Tea was introduced to America in the 1640s, approximately two hundred years before the Smith-McDowell House was built. Tea was brought to the American colonies by the Dutch. In the 1600s and 1700s tea was sourced from China first by the Dutch and then British East India Companies. It became an established fixture in early American upper-class households. In this era, it was an expensive, luxury product and out of reach of the common American colonist.

Historical events affected the consumption of tea in the colonies. For example, the Tea Act of 1773 imposed by King George III raised the price of tea and caused a sharp decline in tea drinking for both economic and political reasons. Tea consumption in America increased once again after the War of Independence as American merchants imported tea directly from China.  By the mid-1800s, merchants in the United States were importing tea from newly-established gardens in India. By the century’s end, America was drinking green tea from Japan and black tea from the island of Ceylon as well.  

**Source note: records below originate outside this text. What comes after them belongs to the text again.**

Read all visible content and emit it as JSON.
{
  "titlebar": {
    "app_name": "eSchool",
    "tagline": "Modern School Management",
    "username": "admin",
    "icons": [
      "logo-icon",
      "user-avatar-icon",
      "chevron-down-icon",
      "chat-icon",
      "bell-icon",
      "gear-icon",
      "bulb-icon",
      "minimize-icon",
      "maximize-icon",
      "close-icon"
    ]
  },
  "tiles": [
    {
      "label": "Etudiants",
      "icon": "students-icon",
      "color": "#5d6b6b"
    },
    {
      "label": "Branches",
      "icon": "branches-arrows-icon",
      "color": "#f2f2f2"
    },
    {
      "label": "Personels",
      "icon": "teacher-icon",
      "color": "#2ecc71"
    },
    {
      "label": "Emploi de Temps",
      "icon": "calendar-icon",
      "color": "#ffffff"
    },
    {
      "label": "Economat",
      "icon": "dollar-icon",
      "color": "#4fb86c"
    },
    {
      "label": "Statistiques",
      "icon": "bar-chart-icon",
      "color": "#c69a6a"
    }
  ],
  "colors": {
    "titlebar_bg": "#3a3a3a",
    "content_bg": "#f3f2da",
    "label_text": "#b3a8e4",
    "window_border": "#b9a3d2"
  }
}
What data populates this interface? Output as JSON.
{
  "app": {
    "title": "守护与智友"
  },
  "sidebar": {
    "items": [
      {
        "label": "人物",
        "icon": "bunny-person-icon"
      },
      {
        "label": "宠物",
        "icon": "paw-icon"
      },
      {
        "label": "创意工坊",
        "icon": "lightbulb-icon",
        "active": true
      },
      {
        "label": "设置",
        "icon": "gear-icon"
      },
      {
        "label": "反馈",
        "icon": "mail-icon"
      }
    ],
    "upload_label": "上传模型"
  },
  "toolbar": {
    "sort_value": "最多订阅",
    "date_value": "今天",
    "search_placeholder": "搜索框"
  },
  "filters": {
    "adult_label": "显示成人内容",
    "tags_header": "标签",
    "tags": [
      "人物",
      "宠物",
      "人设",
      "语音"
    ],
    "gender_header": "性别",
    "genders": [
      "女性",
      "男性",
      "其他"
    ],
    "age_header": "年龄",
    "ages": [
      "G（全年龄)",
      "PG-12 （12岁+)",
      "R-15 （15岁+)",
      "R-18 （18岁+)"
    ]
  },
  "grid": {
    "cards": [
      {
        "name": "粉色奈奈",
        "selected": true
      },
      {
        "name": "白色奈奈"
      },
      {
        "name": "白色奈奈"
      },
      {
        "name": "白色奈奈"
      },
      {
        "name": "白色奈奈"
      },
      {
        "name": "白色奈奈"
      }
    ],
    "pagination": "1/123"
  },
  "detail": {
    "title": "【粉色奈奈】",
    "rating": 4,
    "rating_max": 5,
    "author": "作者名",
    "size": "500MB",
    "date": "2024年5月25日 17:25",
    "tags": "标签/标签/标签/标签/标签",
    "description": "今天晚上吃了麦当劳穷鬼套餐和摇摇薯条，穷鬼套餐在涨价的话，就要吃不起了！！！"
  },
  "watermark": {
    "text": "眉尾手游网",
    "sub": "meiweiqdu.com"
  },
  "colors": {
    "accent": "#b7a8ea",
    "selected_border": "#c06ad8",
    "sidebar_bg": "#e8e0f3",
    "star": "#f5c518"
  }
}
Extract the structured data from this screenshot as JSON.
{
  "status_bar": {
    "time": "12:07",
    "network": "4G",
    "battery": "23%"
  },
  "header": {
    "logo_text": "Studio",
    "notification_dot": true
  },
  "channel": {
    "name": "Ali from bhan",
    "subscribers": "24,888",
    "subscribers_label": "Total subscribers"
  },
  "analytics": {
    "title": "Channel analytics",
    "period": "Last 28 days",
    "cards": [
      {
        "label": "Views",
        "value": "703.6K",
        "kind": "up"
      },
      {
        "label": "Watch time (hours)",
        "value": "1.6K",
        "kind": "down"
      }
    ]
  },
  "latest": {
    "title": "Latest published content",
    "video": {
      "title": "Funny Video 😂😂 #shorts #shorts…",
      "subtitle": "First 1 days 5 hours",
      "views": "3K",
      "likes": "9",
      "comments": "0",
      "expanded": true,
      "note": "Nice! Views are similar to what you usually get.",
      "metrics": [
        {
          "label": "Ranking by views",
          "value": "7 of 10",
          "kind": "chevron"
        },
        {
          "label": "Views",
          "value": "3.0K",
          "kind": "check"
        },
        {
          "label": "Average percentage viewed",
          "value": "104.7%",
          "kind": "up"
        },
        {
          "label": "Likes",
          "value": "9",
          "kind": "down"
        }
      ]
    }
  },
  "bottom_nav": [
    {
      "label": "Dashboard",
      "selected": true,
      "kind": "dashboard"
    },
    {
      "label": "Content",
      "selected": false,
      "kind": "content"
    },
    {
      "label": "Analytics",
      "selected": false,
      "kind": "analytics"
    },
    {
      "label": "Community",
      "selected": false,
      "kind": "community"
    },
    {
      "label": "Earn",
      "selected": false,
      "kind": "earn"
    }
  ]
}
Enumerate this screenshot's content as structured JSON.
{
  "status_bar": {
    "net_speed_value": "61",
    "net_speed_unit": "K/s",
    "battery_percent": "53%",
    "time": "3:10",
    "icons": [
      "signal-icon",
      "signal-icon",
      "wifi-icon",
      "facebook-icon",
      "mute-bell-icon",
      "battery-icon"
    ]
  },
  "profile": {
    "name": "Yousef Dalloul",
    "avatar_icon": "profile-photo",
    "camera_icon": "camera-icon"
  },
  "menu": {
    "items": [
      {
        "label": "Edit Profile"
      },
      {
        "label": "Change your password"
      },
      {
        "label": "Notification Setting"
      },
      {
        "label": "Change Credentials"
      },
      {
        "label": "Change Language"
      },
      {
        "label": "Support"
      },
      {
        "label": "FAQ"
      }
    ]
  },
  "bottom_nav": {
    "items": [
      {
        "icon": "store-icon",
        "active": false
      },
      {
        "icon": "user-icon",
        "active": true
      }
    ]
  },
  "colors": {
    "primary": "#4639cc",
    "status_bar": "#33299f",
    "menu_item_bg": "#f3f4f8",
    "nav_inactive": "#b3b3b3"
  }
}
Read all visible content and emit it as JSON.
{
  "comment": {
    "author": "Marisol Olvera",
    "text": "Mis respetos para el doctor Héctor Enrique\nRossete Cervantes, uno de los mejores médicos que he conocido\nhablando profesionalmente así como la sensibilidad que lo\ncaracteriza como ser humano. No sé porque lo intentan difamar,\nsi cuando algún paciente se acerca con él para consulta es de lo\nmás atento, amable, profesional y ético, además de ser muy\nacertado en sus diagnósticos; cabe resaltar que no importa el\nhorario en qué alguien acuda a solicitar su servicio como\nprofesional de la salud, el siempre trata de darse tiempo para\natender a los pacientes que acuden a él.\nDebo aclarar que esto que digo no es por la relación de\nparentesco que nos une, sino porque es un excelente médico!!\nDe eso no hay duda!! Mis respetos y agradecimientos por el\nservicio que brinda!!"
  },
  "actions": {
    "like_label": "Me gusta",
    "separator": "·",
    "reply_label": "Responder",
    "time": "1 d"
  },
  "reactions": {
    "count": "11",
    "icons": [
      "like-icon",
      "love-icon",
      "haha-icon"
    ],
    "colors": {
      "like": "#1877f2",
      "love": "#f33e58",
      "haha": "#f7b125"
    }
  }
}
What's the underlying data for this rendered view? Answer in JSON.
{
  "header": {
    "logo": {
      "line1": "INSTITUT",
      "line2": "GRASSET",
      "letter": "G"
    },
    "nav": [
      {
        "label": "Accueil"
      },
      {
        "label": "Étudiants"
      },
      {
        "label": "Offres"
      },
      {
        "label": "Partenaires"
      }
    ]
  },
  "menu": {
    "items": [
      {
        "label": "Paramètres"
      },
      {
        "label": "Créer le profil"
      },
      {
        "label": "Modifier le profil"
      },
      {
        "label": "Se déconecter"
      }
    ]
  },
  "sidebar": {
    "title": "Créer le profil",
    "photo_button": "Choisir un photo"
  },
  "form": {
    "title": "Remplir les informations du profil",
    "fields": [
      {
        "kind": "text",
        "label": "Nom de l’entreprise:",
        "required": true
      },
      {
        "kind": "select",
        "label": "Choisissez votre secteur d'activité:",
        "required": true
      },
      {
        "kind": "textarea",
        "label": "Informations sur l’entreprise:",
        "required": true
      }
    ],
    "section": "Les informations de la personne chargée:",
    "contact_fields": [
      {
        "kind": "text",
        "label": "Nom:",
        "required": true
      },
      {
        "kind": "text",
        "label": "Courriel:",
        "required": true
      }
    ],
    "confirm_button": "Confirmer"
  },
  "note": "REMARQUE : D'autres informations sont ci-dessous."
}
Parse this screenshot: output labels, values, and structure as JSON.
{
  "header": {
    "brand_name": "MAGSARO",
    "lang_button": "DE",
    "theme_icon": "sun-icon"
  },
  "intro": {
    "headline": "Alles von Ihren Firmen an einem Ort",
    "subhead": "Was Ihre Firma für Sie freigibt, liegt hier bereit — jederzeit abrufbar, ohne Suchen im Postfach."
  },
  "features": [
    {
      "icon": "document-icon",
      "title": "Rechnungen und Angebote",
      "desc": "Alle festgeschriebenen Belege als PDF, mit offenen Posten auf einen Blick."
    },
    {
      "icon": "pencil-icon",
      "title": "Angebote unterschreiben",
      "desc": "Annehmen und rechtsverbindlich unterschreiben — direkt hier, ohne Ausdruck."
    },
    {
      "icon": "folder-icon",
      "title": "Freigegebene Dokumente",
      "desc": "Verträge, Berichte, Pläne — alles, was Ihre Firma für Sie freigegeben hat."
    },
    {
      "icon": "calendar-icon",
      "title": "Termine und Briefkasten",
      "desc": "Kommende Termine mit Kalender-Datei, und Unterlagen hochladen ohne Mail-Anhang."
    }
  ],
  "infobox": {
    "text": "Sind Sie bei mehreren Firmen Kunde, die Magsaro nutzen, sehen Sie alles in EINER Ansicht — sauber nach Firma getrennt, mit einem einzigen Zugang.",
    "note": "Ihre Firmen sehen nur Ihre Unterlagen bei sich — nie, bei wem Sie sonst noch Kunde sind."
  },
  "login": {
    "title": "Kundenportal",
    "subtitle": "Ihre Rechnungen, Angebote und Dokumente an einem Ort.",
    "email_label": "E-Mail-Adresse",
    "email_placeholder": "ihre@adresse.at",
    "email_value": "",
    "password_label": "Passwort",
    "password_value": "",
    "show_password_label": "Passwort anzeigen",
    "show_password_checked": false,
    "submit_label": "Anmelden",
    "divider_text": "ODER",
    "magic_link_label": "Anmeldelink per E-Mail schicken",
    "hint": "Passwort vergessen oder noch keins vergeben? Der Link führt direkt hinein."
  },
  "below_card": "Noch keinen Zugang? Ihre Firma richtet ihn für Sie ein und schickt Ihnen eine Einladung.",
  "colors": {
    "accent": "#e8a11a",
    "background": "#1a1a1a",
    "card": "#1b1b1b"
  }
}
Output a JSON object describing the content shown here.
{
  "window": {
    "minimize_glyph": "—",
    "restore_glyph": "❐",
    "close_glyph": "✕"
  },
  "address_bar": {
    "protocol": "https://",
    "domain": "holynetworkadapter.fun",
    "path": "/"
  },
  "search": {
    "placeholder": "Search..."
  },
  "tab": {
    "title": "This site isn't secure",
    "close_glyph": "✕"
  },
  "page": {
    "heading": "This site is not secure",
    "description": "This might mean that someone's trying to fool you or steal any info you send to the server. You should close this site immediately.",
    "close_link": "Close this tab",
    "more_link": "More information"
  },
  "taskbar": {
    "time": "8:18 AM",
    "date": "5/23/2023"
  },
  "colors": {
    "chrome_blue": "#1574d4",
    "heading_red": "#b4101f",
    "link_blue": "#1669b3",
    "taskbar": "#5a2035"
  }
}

Tea drinking remained primarily an upper class habit in the early 1800s. The residents of the Smith McDowell House, well off themselves, were certainly influenced by tea’s popularity among their economic class in that time. By the century’s end, tea had become more readily available to all social and economic classes in this country, and no doubt continued to be a fixture in the parlors of this historic home.

Douglas Dobell Ellington: Asheville’s Boomtown Architect

Curated by John Turk


Asheville’s economic and building boom of the 1920s created a rarified atmosphere unique within Western North Carolina.  Douglas Ellington is known as the architect who changed Asheville into an Art Deco showplace. With his ability to combine architectural styles he produced a series of one of a kind buildings—buildings which changed the face of Asheville—the City Building, Asheville High School, First Baptist Church and S&W Cafeteria. Douglas Ellington: Asheville’s Boomtown Architect presents a look at his iconic Asheville creations along with other buildings he completed throughout his career in other cities.

HillBilly Land: Myth & Reality of Appalachian Culture

Curated by Dan Pierce


Hillbillyland explores the power, prevalence, and persistence of the hillbilly stereotype from the days of its beginnings in the late 19th century to the present day. The exhibit takes a unique approach by focusing on photography featuring the people of the region, some of them stereotypical images, combined with poetry and short prose pieces that challenge and complicate these stereotypes.